Date of Graduation
Davis College of Agriculture, Natural Resources and Design
Wildlife and Fisheries Resources
Petra Bohall Wood.
Raptor abundance and diversity were examined in three treatments (20-, 40-, and 80-yr harvest rotations) on an industrial forest in the central Appalachian Mountains. I conducted diurnal broadcast surveys, compared nocturnal survey protocols, examined habitat characteristics at two spatial scales (564 m and 1000 m buffers), and described nesting ecology (including prey composition) of 3 species of diurnal raptors. I detected 17 species and found no significant differences in abundance among treatment for all raptors. Forest-dwelling species were detected more often than edge-dwelling species and Red-shouldered Hawk (Buteo lineatus) was the most abundant species. Using a Barred Owl vocalization survey protocol, Barred Owls were detected most often and most owls were detected. Fourteen nesting attempts were located on the study area. Mammals were delivered most often to three species' nests. My study suggests that at current levels of disturbance, forest-dwelling raptors are able to survive and successfully breed on an active, industrial forest.

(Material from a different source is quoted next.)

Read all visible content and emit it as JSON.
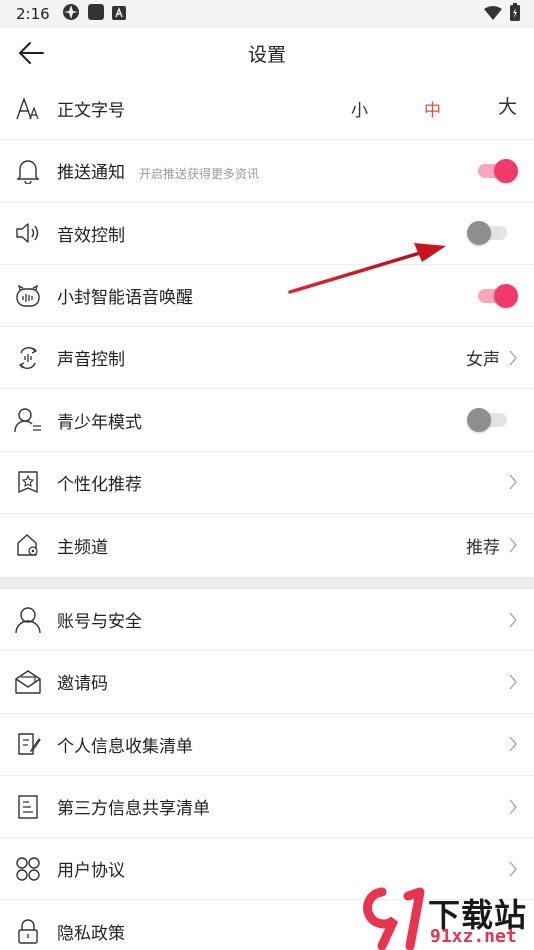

Smith, Rebecca D. M., "Raptor assemblage, abundance, nesting ecology, and habitat characteristics under intensive forest management in the Central Appalachian Mountains" (2003). Graduate Theses, Dissertations, and Problem Reports. 1772.